The Quickfire also can record video with audio in either QVGA or 176 x 144 resolution. The videos look quite good on the phone and audio is in sync with video.
GPS and Navigation
The AT&T Quickfire has built-in GPS that works with AT&T Navigator powered by TeleNav. The GPS performs well, getting fast and accurate position fixes. AT&T Navigator runs reasonably fast and smoothly on the Quickfire. Routing trips and re-routing are very speedy. The AT&T Navigator requires you to use the phone in landscape mode with the slider open. So if you are navigating while driving the phone can be a little awkward to handle. The large 2.8-inch screen is great for viewing maps. The voice guidance is right on target, but the phone’s speaker distorts badly at higher volumes in AT&T Navigator. It sounds blown if the phone’s volume is set to max or one notch down, but interestingly the speaker sounds fine at maximum volume in music playback. The AT&T Navigator isn’t a free service ($9.99/month) but the navigation services, the large POI database and other features are worth the money if you can make use of them.

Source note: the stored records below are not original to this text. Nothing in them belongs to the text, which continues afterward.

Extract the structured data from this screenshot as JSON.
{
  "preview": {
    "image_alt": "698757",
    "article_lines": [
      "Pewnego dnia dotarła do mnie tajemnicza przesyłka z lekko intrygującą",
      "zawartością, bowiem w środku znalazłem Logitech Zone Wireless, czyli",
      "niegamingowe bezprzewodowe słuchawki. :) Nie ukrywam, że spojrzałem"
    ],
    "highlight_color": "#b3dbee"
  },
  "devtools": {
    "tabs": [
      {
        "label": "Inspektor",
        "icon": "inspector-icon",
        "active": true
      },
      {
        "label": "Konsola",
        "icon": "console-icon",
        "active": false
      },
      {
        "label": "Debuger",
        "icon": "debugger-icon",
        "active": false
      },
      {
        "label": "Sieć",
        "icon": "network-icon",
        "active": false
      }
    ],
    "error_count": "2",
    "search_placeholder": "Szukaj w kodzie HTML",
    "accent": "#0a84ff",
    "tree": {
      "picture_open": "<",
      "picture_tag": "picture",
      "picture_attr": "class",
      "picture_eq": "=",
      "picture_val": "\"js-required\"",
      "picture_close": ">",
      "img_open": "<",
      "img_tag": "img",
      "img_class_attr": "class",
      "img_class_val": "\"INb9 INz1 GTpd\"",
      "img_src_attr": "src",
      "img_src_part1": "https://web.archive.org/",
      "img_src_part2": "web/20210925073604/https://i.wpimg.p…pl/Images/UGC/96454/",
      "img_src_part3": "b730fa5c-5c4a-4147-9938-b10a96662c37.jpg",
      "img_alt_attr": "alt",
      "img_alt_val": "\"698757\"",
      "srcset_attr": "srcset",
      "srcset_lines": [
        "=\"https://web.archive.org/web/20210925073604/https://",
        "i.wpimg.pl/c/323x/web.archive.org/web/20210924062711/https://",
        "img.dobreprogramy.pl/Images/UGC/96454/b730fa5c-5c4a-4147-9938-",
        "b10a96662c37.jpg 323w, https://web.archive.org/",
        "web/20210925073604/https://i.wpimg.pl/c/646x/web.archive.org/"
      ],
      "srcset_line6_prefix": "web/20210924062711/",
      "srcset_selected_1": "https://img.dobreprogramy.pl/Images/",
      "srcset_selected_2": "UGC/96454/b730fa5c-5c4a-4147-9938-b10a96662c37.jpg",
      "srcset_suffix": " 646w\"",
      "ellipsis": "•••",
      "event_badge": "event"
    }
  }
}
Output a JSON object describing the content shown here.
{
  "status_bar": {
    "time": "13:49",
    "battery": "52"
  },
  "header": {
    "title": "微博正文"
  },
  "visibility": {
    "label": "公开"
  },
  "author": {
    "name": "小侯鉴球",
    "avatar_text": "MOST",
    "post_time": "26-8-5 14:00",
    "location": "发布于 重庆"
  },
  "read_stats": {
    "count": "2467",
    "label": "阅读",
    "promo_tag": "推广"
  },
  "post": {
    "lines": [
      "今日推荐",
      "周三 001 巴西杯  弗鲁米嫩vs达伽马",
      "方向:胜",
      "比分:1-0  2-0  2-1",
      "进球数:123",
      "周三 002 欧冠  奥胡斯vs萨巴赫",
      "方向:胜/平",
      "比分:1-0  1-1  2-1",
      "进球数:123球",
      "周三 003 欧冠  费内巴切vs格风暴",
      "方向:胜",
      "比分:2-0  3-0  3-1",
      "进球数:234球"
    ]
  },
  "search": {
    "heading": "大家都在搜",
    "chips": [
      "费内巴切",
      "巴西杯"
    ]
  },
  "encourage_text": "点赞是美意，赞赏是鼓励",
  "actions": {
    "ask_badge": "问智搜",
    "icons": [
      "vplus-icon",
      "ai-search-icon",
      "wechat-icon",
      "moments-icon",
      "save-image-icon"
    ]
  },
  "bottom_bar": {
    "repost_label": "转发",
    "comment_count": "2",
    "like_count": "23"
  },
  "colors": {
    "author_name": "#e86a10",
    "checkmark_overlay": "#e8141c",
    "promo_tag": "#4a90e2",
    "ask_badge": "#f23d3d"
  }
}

The AT&T Quickfire has reasonably good battery life. It comes with a rechargeable Li-Polymer battery that’s 1200 mAh in capacity. The battery is user replaceable. The claimed talk time is 3 hours and claimed standby time is 12.5 days. Talk time is a bit short but it takes power to run the large screen. Accessing the music store for music downloads, watching CV and getting games via AT&T’s 3G network use up the battery at an accelerated rate. Playing music, sending messages and taking pictures don’t impact battery life much at all.
The AT&T Quickfire holds its own for the youth crowd in the bourgeoning texting phone market. Its large screen, simple interface and very useable keyboard give the phone an edge for messaging, web browsing and video watching. The phone also has great multimedia features and GPS performance. If you can get used to the touch screen and full QWERTY combo (without on-screen keyboard), the Quickfire has plenty to offer.
Pro: A large screen among feature phones at QVGA resolution. Good video playback and music playback quality. GPS has very good performance. Good call quality and reception.
Con: No on-screen keyboard. No wired headset included in the package. Games don’t work well without on-screen keyboard and no QWERTY control support on many titles.
Price: $99.99 with 2-year contract after mail-in rebate and discount. $299.99 without contract.
Display: 2.8” QVGA 260K color TFT screen. Resolution: 240 x 320 pixels.
Battery: Li-Polymer rechargeable battery, 1200 mAh, user replaceable. Claimed talk time: up to 3 hours. Claimed standby time: up to 12.5 days.
Performance: 29MB internal memory. Phone book can store 500 entries.
Size: 4.3 x 2.2 x 0.7 inches. Weight: 4.8 oz.
Phone: Quad band GSM world phone. 850/900/1800/1900 MHz. Tri-band HSDPA 3G. 850/1900/2100 MHz.
GPS: Yes, with aGPS. Works with AT&T Navigator subscription service.
Camera: 1.3 megapixel with up to 4x digital zoom and self portrait mirror. Still image resolutions: 1280 x 960, 640 x 480 and 320 x 240 pixels. Can take video with audio at 320 x 240 and 176 x 144 pixels.
Audio: Supports polyphonic ringtones and MP3 tunes. MP3 player onboard to play music in MIDI, MP3, AAC, AAC+ and AMR formats. Can record voice memo. Supports vibration alert.
Networking: Bluetooth v1.2. Supported profiles: Headset, Hands-Free, A2DP, AVRCP, DUN, Phone Book Access and FTP. USB 2.0.
Software: Polaris HTML browser and Web-based IM on board. PIM tools include Contacts, Calendar, Alarm, Calculator, Tip Calculator, To Do, World Time, Notepad, Unit Converter, Voice Memo and Stopwatch.